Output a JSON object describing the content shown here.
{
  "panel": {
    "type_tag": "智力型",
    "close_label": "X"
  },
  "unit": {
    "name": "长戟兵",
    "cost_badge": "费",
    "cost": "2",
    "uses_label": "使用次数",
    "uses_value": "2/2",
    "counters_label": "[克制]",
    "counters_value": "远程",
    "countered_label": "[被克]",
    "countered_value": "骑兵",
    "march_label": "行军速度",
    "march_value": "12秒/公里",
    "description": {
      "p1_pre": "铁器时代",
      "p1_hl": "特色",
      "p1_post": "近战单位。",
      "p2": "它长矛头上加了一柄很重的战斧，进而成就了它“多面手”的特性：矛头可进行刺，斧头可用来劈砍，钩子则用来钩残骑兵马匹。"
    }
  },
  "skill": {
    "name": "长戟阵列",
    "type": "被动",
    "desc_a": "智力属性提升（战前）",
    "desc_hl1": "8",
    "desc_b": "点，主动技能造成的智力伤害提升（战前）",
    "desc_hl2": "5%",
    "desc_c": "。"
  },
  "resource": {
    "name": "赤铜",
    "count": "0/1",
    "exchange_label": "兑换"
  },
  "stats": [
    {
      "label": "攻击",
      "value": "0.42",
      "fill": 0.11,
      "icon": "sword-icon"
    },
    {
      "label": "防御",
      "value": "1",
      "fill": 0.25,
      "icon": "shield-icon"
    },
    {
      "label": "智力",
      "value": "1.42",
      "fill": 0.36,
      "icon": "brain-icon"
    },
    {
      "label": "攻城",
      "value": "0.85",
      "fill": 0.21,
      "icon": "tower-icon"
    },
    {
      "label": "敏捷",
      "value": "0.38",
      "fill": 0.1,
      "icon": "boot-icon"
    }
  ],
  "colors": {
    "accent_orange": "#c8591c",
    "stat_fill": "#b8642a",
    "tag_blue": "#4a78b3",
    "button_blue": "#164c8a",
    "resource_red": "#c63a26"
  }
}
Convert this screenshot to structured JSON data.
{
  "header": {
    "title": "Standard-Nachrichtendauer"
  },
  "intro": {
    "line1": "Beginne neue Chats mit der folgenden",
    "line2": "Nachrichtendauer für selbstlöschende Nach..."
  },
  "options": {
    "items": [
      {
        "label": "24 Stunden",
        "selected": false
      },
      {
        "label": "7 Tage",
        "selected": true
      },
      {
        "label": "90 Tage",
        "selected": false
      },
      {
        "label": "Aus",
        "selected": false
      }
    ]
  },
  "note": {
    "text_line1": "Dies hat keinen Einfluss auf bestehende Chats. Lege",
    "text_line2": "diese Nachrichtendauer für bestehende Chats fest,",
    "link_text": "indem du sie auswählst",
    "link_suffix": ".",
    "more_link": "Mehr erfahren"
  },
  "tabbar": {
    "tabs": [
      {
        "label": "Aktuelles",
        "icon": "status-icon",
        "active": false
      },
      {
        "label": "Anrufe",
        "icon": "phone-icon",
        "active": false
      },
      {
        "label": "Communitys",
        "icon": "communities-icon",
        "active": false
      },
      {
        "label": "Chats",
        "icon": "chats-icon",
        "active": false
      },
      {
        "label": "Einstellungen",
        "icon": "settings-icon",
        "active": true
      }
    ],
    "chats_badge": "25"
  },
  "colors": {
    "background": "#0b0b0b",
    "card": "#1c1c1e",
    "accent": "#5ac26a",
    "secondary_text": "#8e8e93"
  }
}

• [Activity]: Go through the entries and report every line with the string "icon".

• [Exercise solution]:
      "icon": "sword-icon"
      "icon": "shield-icon"
      "icon": "brain-icon"
      "icon": "tower-icon"
      "icon": "boot-icon"
        "icon": "status-icon",
        "icon": "phone-icon",
        "icon": "communities-icon",
        "icon": "chats-icon",
        "icon": "settings-icon",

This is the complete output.